Don’t Read This If You Would Enjoy Old Age Poverty: The lack of saving and investing now could ruin you later

Social Security is the primary income for millions of elderly Americans. The average Social Security payment is about $1,400 a month or about $16,800 a year, according to the Social Security administration. Millions of elderly Americans, who believed that the government would take care of them, only have Social Security as their income source. Many of them are having a rough time.

That’s because, even living in the cheapest part of the United States, it is incredibly difficult to survive on less than $17,000 a year. These people, some of whom my wife and I know, have a very difficult existence. For them, these are anything but “the golden years.”

It is much the same in many advanced welfare states, where people have grown to believe that the “government will take care of us;” that there is no need to accumulate any considerable private resources.

The Road You Don’t Want to Take

Is old age poverty in your future? Is this what you want? More importantly, why are these people in this mess of depending on Social Security? The basic answer is that they believed in the shaky promises of politicians who come and go.

The principle problem with Social Security and most other government programs is simple: They’re not very good. From public schools to government trains to welfare programs often the public sector is neither good nor accountable. More importantly, the government forces people to put money into a retirement program called Social Security that can’t effectively compete with private sector alternatives.

Most people, especially if they started in middle age or maybe when young and had years ahead of compounding their savings and investments, would be much better off building up private savings rather than depending on the public sector for retirement income.

Let Sammy Handle Your Money

Why not depend on good old Uncle Sam to take care of you?

Well, let’s begin with the fact that Uncle Sam isn’t a very good money manager. He runs huge deficits and has accrued what he says is some $20 trillion of debt—I think this is a bit of Enron accounting; that it is actually much more—and now he has a Social Security program that is running in the red despite years of Social Security tax increases. Uncle Sam is forcing a very bad deal on American workers.

Remember, Social Security is mandatory. You never have a chance to opt out for something better. And with good reason—millions of Americans would prefer to get nine percent to one percent over the long term if they had the chance for private investments.

Do as I Say not as I Do

By the way, this private is often superior to public idea often operates in other parts of our society. Indeed, many political elites brag about the virtues of public education or public transit. But when do you see the ruling class on the E-train? And how many of our political elites send their kids to private schools?

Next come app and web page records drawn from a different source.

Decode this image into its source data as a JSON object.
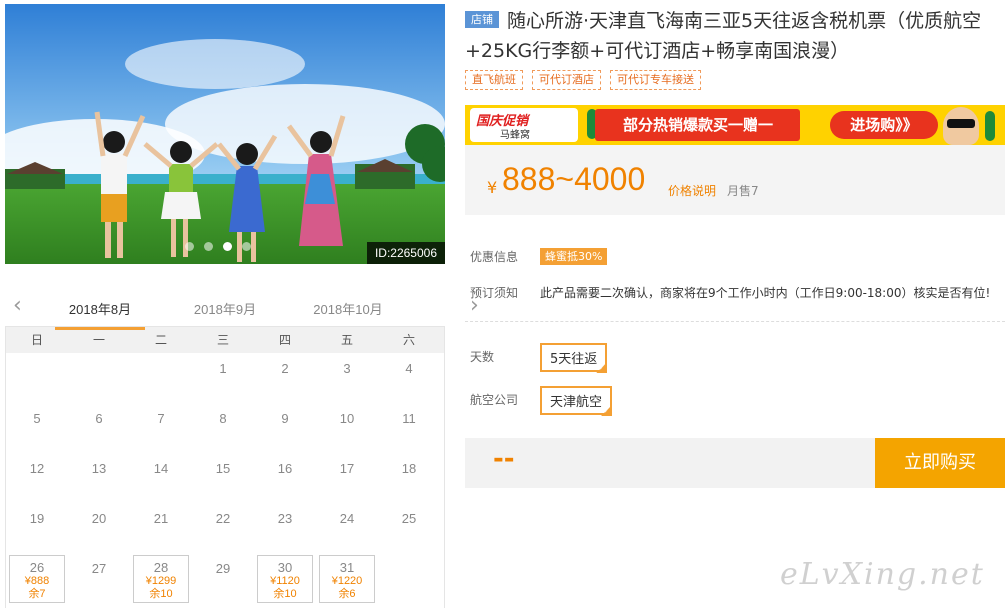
{
  "photo": {
    "id_label": "ID:2265006"
  },
  "calendar": {
    "months": [
      "2018年8月",
      "2018年9月",
      "2018年10月"
    ],
    "weekdays": [
      "日",
      "一",
      "二",
      "三",
      "四",
      "五",
      "六"
    ],
    "days": [
      {
        "d": ""
      },
      {
        "d": ""
      },
      {
        "d": ""
      },
      {
        "d": "1"
      },
      {
        "d": "2"
      },
      {
        "d": "3"
      },
      {
        "d": "4"
      },
      {
        "d": "5"
      },
      {
        "d": "6"
      },
      {
        "d": "7"
      },
      {
        "d": "8"
      },
      {
        "d": "9"
      },
      {
        "d": "10"
      },
      {
        "d": "11"
      },
      {
        "d": "12"
      },
      {
        "d": "13"
      },
      {
        "d": "14"
      },
      {
        "d": "15"
      },
      {
        "d": "16"
      },
      {
        "d": "17"
      },
      {
        "d": "18"
      },
      {
        "d": "19"
      },
      {
        "d": "20"
      },
      {
        "d": "21"
      },
      {
        "d": "22"
      },
      {
        "d": "23"
      },
      {
        "d": "24"
      },
      {
        "d": "25"
      },
      {
        "d": "26",
        "price": "¥888",
        "left": "余7"
      },
      {
        "d": "27"
      },
      {
        "d": "28",
        "price": "¥1299",
        "left": "余10"
      },
      {
        "d": "29"
      },
      {
        "d": "30",
        "price": "¥1120",
        "left": "余10"
      },
      {
        "d": "31",
        "price": "¥1220",
        "left": "余6"
      },
      {
        "d": ""
      }
    ]
  },
  "product": {
    "shop_badge": "店铺",
    "title": "随心所游·天津直飞海南三亚5天往返含税机票（优质航空+25KG行李额+可代订酒店+畅享南国浪漫）",
    "tags": [
      "直飞航班",
      "可代订酒店",
      "可代订专车接送"
    ]
  },
  "banner": {
    "logo_top": "国庆促销",
    "logo_bottom": "马蜂窝",
    "promo_text": "部分热销爆款买一赠一",
    "cta": "进场购》》"
  },
  "price": {
    "currency": "¥",
    "range": "888~4000",
    "note": "价格说明",
    "sold": "月售7"
  },
  "info": {
    "discount_label": "优惠信息",
    "discount_value": "蜂蜜抵30%",
    "booking_label": "预订须知",
    "booking_value": "此产品需要二次确认，商家将在9个工作小时内（工作日9:00-18:00）核实是否有位!"
  },
  "options": {
    "days_label": "天数",
    "days_value": "5天往返",
    "airline_label": "航空公司",
    "airline_value": "天津航空"
  },
  "buy": {
    "total": "--",
    "button": "立即购买"
  },
  "watermark": "eLvXing.net",
  "colors": {
    "accent": "#f4a034",
    "price": "#f08200",
    "badge": "#5b94d6"
  }
}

Why is private saving for retirement superior to depending on a government? Look at the opportunity costs. This is the cost of putting your money in one thing—a government program—opposed to another, private investments.

False Promises?

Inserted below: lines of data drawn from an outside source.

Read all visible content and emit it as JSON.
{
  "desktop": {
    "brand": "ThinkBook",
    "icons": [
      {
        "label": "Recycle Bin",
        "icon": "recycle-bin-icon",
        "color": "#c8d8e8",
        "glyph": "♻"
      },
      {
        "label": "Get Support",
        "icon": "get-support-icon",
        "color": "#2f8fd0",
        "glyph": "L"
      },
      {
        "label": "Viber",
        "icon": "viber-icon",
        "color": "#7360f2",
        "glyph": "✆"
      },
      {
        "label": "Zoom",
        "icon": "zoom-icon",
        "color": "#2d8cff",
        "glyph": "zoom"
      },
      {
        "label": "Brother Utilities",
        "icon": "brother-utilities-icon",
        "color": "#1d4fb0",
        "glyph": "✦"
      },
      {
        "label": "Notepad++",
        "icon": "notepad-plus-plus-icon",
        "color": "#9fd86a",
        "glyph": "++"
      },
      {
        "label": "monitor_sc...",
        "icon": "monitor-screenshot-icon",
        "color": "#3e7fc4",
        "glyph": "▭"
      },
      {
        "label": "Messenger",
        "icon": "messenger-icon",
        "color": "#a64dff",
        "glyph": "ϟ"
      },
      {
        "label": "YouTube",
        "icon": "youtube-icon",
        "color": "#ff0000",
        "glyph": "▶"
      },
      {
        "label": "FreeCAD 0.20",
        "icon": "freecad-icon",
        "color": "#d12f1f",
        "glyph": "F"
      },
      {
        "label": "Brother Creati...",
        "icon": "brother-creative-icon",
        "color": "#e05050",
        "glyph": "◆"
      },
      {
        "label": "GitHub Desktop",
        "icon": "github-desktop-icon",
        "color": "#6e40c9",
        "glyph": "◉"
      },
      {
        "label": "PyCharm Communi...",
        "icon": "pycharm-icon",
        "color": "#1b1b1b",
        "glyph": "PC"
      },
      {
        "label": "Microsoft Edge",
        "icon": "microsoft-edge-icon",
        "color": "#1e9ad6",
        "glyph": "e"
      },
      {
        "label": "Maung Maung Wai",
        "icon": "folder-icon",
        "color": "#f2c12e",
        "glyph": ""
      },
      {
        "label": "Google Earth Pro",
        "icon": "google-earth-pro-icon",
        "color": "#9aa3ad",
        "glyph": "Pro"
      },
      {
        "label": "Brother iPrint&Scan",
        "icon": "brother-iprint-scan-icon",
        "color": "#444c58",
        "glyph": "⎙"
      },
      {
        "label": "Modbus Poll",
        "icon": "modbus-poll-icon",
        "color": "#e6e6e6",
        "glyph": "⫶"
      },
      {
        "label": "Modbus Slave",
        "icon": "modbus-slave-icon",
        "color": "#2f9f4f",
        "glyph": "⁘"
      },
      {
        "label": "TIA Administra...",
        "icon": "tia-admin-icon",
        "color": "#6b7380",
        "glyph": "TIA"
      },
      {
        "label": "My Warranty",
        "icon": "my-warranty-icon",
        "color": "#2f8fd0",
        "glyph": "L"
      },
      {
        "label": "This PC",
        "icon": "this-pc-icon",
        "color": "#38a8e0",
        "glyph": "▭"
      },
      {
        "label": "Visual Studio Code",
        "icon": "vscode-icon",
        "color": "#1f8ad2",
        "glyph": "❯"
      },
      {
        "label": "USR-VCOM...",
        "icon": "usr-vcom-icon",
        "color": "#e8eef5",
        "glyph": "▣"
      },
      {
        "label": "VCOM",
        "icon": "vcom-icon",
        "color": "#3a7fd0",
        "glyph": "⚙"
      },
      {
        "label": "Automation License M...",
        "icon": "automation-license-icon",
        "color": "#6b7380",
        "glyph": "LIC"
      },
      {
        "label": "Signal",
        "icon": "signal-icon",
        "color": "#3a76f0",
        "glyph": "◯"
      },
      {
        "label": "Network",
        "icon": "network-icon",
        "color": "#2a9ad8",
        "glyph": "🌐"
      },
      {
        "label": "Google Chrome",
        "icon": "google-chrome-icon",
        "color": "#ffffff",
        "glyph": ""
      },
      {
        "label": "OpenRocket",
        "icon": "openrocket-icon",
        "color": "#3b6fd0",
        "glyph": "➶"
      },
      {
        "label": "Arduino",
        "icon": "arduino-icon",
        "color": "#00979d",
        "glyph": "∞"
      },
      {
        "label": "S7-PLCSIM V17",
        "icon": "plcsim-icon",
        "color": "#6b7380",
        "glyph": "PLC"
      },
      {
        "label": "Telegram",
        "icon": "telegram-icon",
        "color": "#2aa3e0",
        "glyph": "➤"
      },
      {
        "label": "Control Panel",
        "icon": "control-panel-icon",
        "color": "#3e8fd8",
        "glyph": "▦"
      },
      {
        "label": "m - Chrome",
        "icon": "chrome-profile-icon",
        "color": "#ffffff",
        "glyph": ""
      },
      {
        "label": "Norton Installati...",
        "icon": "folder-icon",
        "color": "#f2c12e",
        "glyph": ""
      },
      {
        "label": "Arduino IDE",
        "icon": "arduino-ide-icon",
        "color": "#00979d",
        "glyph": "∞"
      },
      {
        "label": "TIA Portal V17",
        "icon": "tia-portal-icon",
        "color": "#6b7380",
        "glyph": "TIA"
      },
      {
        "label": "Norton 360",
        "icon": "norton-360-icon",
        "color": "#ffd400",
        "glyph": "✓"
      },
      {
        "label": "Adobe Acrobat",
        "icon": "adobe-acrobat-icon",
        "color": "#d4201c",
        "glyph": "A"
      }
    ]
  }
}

Social Security—which invests in special government bonds, which really aren’t bonds but simply the promises of a government today to pay a generation that retires in years in the future—returns about one percent.

By contrast, the stock market, over the long term, tends to return about nine percent a year. Over the long term there is a huge difference between one percent and nine percent; between depending on a government to take care of you in old age and building up your own private assets.

Besides the stark numerical difference, there is another huge difference. Social Security has no legal obligations to you. The government can and has changed the amounts and other conditions of payments. For example, when our grandparents collected Social Security they paid no taxes on their payments.

Why should they? They had already paid into the system for decades.

However, since the 1980s, owing to one of the periodic crises of Social Security, the program now taxes most recipients. (I still don’t know why this didn’t cause a tax revolt).

But private savings belong to you; they are your property to spend and manage as you see fit. So why not start building your own private savings and stop depending on the government? The latter is often populated by seedy career pols. The latter come from both the left and the right. is suspicious of both major governing parties, who are united in their efforts to keep out new parties.

Our career pols are perpetually looking to win elections and not looking out for the best long-term interests of the average person. He or she is someone unlikely to make six figure contributions to their campaign funds.

Why So Many Get in a Fix

However, here is the problem with so many retirement plans of millions of young, middle-aged and even some elderly non-retired: They are not starting early and building substantial assets. (How about putting $500 a month into a qualified retirement account for thirty years at age 35? At age 65, earning 9 percent a year, you have $922,000!)

The problem is they don’t consider amassing private assets an important goal.

What Problem?

You can’t solve any problem unless you first acknowledge that you have a problem. Millions of the elderly who rely on Social Security for their sole income know they have problems. It may be too late for them.

But millions of young and middle-aged people, who are saving nothing or very little for retirement, don’t seem to think they have a problem. They should look around at their elderly neighbors and talk to those who are living on Social Security and nothing else. Then they should remind themselves of the following: “That could be me in 20 or thirty years.”

Then ask themselves this: “Is this what I want?”